Work to be completed: In the copy you make, keep each entry exactly as it is and leave out all images.

Supplied data:
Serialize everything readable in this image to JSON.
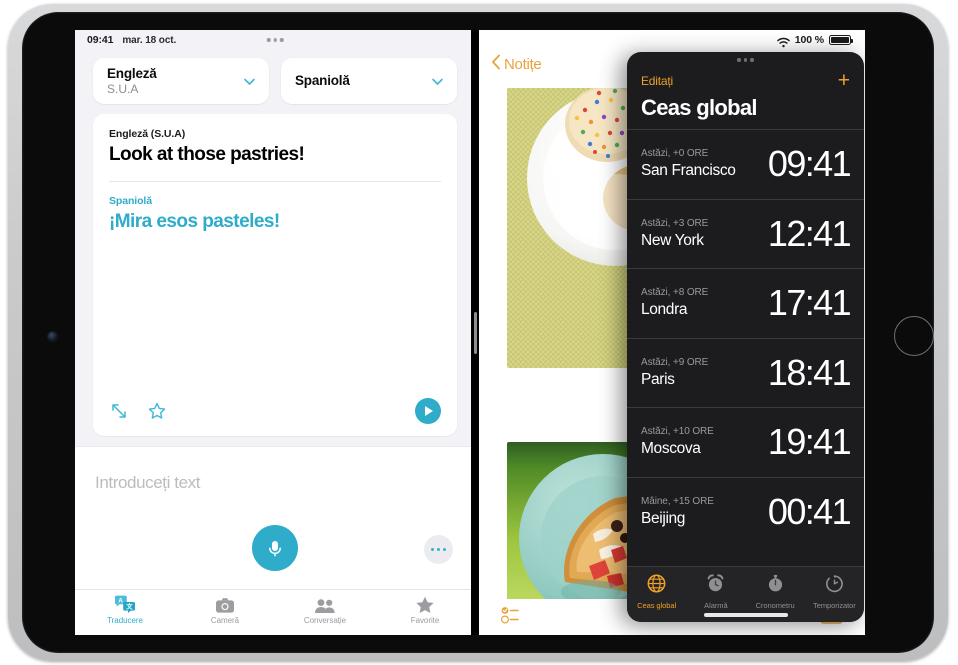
{
  "device": {
    "name": "iPad"
  },
  "translate": {
    "status": {
      "time": "09:41",
      "date": "mar. 18 oct."
    },
    "source_language": {
      "name": "Engleză",
      "region": "S.U.A"
    },
    "target_language": {
      "name": "Spaniolă",
      "region": ""
    },
    "card": {
      "source_label": "Engleză (S.U.A)",
      "source_text": "Look at those pastries!",
      "target_label": "Spaniolă",
      "target_text": "¡Mira esos pasteles!",
      "expand_icon": "expand-arrows-icon",
      "favorite_icon": "star-outline-icon",
      "play_icon": "play-circle-icon"
    },
    "input": {
      "placeholder": "Introduceți text",
      "mic_icon": "microphone-icon",
      "more_icon": "ellipsis-icon"
    },
    "tabs": [
      {
        "label": "Traducere",
        "icon": "translate-icon",
        "active": true
      },
      {
        "label": "Cameră",
        "icon": "camera-icon",
        "active": false
      },
      {
        "label": "Conversație",
        "icon": "people-icon",
        "active": false
      },
      {
        "label": "Favorite",
        "icon": "star-filled-icon",
        "active": false
      }
    ],
    "accent_color": "#2eacc9"
  },
  "notes": {
    "status": {
      "wifi_icon": "wifi-icon",
      "battery_text": "100 %",
      "battery_icon": "battery-full-icon"
    },
    "back_label": "Notițe",
    "back_icon": "chevron-left-icon",
    "photos": [
      {
        "alt": "sprinkle-cookie-on-white-plate"
      },
      {
        "alt": "pastry-with-cream-and-strawberries-on-teal-plate"
      }
    ],
    "toolbar": {
      "checklist_icon": "checklist-icon",
      "camera_icon": "camera-icon"
    },
    "accent_color": "#e8a33d"
  },
  "clock": {
    "grabber_icon": "grabber-dots-icon",
    "edit_label": "Editați",
    "add_icon": "plus-icon",
    "title": "Ceas global",
    "entries": [
      {
        "offset": "Astăzi, +0 ORE",
        "city": "San Francisco",
        "time": "09:41"
      },
      {
        "offset": "Astăzi, +3 ORE",
        "city": "New York",
        "time": "12:41"
      },
      {
        "offset": "Astăzi, +8 ORE",
        "city": "Londra",
        "time": "17:41"
      },
      {
        "offset": "Astăzi, +9 ORE",
        "city": "Paris",
        "time": "18:41"
      },
      {
        "offset": "Astăzi, +10 ORE",
        "city": "Moscova",
        "time": "19:41"
      },
      {
        "offset": "Mâine, +15 ORE",
        "city": "Beijing",
        "time": "00:41"
      }
    ],
    "tabs": [
      {
        "label": "Ceas global",
        "icon": "globe-icon",
        "active": true
      },
      {
        "label": "Alarmă",
        "icon": "alarm-clock-icon",
        "active": false
      },
      {
        "label": "Cronometru",
        "icon": "stopwatch-icon",
        "active": false
      },
      {
        "label": "Temporizator",
        "icon": "timer-icon",
        "active": false
      }
    ],
    "accent_color": "#f0a02a",
    "background_color": "#1c1c1e"
  }
}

Result:
Serialize everything readable in this image to JSON.
{
  "device": {
    "name": "iPad"
  },
  "translate": {
    "status": {
      "time": "09:41",
      "date": "mar. 18 oct."
    },
    "source_language": {
      "name": "Engleză",
      "region": "S.U.A"
    },
    "target_language": {
      "name": "Spaniolă",
      "region": ""
    },
    "card": {
      "source_label": "Engleză (S.U.A)",
      "source_text": "Look at those pastries!",
      "target_label": "Spaniolă",
      "target_text": "¡Mira esos pasteles!",
      "expand_icon": "expand-arrows-icon",
      "favorite_icon": "star-outline-icon",
      "play_icon": "play-circle-icon"
    },
    "input": {
      "placeholder": "Introduceți text",
      "mic_icon": "microphone-icon",
      "more_icon": "ellipsis-icon"
    },
    "tabs": [
      {
        "label": "Traducere",
        "icon": "translate-icon",
        "active": true
      },
      {
        "label": "Cameră",
        "icon": "camera-icon",
        "active": false
      },
      {
        "label": "Conversație",
        "icon": "people-icon",
        "active": false
      },
      {
        "label": "Favorite",
        "icon": "star-filled-icon",
        "active": false
      }
    ],
    "accent_color": "#2eacc9"
  },
  "notes": {
    "status": {
      "wifi_icon": "wifi-icon",
      "battery_text": "100 %",
      "battery_icon": "battery-full-icon"
    },
    "back_label": "Notițe",
    "back_icon": "chevron-left-icon",
    "photos": [
      {
        "alt": "sprinkle-cookie-on-white-plate"
      },
      {
        "alt": "pastry-with-cream-and-strawberries-on-teal-plate"
      }
    ],
    "toolbar": {
      "checklist_icon": "checklist-icon",
      "camera_icon": "camera-icon"
    },
    "accent_color": "#e8a33d"
  },
  "clock": {
    "grabber_icon": "grabber-dots-icon",
    "edit_label": "Editați",
    "add_icon": "plus-icon",
    "title": "Ceas global",
    "entries": [
      {
        "offset": "Astăzi, +0 ORE",
        "city": "San Francisco",
        "time": "09:41"
      },
      {
        "offset": "Astăzi, +3 ORE",
        "city": "New York",
        "time": "12:41"
      },
      {
        "offset": "Astăzi, +8 ORE",
        "city": "Londra",
        "time": "17:41"
      },
      {
        "offset": "Astăzi, +9 ORE",
        "city": "Paris",
        "time": "18:41"
      },
      {
        "offset": "Astăzi, +10 ORE",
        "city": "Moscova",
        "time": "19:41"
      },
      {
        "offset": "Mâine, +15 ORE",
        "city": "Beijing",
        "time": "00:41"
      }
    ],
    "tabs": [
      {
        "label": "Ceas global",
        "icon": "globe-icon",
        "active": true
      },
      {
        "label": "Alarmă",
        "icon": "alarm-clock-icon",
        "active": false
      },
      {
        "label": "Cronometru",
        "icon": "stopwatch-icon",
        "active": false
      },
      {
        "label": "Temporizator",
        "icon": "timer-icon",
        "active": false
      }
    ],
    "accent_color": "#f0a02a",
    "background_color": "#1c1c1e"
  }
}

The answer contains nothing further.